### Page and application data records:

%%

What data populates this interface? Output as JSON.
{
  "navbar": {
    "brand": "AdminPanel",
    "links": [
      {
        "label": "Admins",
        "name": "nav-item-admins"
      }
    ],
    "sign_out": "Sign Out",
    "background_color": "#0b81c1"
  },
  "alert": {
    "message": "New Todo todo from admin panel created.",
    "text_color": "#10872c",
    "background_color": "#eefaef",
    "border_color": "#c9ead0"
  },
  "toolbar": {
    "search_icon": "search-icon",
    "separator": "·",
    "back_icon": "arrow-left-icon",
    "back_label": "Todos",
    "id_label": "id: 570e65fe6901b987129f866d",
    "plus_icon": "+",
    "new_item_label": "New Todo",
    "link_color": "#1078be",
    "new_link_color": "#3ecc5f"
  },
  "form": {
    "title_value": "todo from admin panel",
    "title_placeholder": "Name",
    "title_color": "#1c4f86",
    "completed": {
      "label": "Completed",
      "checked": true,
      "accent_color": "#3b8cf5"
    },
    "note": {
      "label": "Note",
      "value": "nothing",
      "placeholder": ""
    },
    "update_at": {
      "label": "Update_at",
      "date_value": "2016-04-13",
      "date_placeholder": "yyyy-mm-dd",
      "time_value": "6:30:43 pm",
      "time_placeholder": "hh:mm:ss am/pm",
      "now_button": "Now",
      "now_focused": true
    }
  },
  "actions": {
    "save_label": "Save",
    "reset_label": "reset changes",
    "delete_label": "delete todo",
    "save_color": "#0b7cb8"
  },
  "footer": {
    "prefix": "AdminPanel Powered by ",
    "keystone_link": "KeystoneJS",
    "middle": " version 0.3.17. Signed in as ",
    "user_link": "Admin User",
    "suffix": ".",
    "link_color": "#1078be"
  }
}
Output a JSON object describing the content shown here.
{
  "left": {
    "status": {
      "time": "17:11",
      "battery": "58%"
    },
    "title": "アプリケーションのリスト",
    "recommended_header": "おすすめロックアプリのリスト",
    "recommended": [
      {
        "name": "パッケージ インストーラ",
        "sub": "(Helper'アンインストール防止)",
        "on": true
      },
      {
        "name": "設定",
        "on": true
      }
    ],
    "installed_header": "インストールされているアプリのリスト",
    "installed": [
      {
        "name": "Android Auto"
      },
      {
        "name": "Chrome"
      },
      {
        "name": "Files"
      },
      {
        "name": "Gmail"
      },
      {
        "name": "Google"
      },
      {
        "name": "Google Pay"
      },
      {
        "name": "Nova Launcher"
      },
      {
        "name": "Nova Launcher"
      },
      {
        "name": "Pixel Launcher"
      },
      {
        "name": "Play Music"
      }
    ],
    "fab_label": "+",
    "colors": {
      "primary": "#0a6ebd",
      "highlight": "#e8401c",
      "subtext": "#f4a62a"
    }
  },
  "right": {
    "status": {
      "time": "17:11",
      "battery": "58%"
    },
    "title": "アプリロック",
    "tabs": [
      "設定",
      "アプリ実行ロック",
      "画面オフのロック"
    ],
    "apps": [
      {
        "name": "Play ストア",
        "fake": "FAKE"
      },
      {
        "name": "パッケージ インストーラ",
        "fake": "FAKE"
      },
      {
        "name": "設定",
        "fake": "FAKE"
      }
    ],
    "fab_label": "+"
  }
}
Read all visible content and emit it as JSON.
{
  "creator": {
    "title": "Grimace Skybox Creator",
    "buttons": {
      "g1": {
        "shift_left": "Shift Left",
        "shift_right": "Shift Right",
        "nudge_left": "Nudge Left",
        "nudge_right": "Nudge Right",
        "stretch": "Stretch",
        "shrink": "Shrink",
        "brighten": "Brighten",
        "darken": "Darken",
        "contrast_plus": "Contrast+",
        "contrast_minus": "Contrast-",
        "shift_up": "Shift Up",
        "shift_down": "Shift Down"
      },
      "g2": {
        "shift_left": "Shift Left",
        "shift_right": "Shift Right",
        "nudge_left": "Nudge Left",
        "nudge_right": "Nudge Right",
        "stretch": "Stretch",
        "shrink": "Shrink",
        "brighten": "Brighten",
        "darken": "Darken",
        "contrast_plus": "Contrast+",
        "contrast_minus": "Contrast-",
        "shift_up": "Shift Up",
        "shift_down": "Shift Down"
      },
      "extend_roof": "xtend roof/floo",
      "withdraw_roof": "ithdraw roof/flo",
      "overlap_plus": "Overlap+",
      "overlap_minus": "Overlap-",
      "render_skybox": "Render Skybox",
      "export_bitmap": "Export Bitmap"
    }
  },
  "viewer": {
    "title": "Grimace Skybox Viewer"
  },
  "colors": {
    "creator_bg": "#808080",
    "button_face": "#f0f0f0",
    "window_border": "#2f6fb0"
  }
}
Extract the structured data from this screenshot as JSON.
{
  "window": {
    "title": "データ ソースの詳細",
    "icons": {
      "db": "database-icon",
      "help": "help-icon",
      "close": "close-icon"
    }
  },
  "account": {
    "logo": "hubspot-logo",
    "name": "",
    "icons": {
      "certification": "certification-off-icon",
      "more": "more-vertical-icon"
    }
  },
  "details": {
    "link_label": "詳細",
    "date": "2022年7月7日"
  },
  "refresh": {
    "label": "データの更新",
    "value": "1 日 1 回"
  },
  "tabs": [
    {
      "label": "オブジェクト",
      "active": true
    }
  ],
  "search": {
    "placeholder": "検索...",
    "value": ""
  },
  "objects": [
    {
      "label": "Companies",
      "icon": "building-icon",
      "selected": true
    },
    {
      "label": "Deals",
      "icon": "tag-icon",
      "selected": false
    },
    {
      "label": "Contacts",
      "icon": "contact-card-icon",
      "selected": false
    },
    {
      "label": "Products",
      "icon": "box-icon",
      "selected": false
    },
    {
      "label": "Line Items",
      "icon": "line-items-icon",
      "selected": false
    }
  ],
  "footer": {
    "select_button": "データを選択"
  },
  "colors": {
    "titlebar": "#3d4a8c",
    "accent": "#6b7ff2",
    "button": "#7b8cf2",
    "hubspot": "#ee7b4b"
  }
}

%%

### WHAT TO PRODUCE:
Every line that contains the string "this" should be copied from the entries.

### TASK RESPONSE:
What data populates this interface? Output as JSON.
Extract the structured data from this screenshot as JSON.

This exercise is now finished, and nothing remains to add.